*** THE RECORDS ***
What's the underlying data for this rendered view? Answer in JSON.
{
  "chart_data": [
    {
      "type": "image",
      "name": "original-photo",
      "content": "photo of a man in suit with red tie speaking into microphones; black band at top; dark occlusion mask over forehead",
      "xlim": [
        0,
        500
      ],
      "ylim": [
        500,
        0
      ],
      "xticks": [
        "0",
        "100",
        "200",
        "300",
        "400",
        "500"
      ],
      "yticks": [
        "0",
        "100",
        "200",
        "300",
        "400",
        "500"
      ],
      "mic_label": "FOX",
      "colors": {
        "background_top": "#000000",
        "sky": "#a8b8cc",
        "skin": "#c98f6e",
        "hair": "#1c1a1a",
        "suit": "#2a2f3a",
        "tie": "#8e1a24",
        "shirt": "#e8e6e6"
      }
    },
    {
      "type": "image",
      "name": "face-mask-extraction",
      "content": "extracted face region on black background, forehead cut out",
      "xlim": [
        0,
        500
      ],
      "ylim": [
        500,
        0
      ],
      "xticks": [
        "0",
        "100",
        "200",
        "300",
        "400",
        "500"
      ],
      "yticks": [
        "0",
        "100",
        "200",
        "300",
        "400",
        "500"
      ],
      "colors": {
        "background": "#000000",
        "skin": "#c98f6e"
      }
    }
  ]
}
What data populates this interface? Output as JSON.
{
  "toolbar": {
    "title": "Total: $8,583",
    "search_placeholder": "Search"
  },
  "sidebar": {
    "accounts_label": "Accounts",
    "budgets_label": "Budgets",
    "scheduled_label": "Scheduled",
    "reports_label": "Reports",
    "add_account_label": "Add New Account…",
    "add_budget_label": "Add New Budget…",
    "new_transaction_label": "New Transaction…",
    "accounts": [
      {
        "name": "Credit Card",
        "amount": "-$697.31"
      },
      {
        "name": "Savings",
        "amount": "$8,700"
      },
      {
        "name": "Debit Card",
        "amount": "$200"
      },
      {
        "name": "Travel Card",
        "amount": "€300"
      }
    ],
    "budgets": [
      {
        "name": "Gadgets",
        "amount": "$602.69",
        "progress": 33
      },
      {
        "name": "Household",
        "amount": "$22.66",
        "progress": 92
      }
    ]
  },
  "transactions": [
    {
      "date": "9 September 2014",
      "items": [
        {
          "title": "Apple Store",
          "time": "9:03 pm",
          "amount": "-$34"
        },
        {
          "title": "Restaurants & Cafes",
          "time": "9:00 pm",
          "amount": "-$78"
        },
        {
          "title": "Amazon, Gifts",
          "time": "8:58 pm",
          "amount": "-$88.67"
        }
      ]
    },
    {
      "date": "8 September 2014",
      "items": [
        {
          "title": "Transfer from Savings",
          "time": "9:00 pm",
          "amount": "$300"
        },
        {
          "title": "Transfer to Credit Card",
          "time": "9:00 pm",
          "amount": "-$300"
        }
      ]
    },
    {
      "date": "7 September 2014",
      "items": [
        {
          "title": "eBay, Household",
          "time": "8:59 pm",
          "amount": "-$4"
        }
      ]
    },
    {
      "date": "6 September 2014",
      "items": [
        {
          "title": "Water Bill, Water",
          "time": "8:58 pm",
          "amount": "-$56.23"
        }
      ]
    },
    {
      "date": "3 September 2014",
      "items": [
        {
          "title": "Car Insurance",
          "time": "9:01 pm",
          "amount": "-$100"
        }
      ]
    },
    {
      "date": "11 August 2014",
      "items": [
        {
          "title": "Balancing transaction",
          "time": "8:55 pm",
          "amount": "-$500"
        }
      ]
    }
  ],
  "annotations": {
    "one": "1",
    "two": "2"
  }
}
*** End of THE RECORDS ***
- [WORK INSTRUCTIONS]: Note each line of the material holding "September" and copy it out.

- [OUTPUT BELOW]:
      "date": "9 September 2014",
      "date": "8 September 2014",
      "date": "7 September 2014",
      "date": "6 September 2014",
      "date": "3 September 2014",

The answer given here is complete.